AMA: Australia's readiness for Ebola 'still in question'
THE number of cases of Ebola worldwide reached 10,000 people on the weekend, as the Australian Medical Association asked whether Australia was ready to help.
With the first confirmed cases in New York and Mali reported last week, the World Health Organisation confirmed the number of cases had reached 10,141 on the weekend.
Most confirmed cases remain in West African countries, including Liberia (4665), Sierra Leone (3896) and Guinea (1553).
But after conflicting reports on Australia's readiness to send help last week, the AMA's president Associate Professor Brian Owler publicly questioned the nation's preparedness.
While we've got some people that are willing to do like the UK, the US, even Cuba and China for goodness sake, I think Australia needs to be doing exactly same thing and we do have people who are volunteering and ready to go.
Health Minister Peter Dutton has repeatedly said an Australian case was unlikely, and a team of at least 20 staff were ready to help if need.
However, Assoc Prof Owler said while the AMA was always backing volunteers, not government-deployed staff, he thought the nation's readiness was "still in question".
After revelations last week that the United Kingdom had asked for Australia's help, he said a UK-run treatment facility in Sierra Leone would be "expected" to be available for Australian health workers, if sent.
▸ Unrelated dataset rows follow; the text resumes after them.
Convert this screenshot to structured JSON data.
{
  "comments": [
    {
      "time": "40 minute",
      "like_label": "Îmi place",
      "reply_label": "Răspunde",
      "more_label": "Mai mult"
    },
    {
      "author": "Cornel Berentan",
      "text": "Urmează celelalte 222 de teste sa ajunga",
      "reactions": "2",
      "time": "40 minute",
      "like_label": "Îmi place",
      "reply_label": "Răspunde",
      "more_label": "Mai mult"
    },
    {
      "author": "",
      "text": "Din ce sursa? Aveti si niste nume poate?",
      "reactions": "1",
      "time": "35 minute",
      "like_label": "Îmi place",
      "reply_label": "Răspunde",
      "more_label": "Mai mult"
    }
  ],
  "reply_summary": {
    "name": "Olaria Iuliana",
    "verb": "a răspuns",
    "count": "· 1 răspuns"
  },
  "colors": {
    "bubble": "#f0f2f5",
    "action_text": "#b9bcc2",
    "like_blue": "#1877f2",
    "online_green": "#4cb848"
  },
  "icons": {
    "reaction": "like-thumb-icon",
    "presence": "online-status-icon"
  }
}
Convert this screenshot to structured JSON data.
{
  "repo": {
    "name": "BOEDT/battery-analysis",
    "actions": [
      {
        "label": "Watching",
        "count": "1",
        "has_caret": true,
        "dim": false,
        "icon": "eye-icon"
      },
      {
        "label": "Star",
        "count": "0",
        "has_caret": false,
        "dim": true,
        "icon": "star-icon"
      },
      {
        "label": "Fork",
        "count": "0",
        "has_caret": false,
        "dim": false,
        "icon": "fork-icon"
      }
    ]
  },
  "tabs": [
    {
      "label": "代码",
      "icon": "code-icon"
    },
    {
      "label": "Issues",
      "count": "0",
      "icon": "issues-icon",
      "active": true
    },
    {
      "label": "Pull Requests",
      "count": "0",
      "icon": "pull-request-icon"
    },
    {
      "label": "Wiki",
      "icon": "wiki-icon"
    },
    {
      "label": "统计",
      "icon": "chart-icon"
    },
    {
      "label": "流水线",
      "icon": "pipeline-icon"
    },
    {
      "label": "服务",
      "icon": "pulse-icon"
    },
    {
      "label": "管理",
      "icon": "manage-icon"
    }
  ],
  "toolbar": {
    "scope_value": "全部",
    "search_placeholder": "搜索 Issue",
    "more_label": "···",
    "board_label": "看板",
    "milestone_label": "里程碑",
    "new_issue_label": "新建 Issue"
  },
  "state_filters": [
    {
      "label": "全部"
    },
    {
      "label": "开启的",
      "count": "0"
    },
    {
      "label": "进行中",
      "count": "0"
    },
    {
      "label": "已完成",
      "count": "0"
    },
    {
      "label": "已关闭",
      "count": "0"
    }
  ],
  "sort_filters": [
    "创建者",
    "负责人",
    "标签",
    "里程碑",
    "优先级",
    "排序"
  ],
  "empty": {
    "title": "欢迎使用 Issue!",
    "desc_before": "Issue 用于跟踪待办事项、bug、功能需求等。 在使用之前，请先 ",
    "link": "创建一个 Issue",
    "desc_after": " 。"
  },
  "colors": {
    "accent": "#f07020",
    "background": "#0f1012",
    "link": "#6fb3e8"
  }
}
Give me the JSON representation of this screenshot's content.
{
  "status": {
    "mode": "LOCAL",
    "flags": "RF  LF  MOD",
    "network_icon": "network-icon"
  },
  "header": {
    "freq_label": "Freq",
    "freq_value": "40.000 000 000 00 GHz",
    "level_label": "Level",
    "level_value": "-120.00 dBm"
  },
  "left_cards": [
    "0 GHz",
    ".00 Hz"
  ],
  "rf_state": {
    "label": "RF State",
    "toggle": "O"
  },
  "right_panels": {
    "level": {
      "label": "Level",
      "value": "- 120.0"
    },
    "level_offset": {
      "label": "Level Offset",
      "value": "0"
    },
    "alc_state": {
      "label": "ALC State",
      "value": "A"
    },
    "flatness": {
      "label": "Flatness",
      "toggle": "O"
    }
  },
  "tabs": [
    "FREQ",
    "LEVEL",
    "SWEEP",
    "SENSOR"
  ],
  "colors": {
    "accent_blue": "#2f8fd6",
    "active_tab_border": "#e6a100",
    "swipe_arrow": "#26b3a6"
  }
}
"While we've got some people that are willing to do like the UK, the US, even Cuba and China for goodness sake, I think Australia needs to be doing exactly same thing and we do have people who are volunteering and ready to go," he said.
His comments followed new research released on Friday finding the number of beds needed in Montserrado County, Liberia, already exceeded the total number of beds pledged by the international community.
The modelling, published in the Lancet Infectious Diseases journal, also found that without "expanded control efforts" the number of Ebola cases in Liberia could reach up to 170,000 and more than 90,000 deaths, by mid-December this year.
- APN NEWSDESK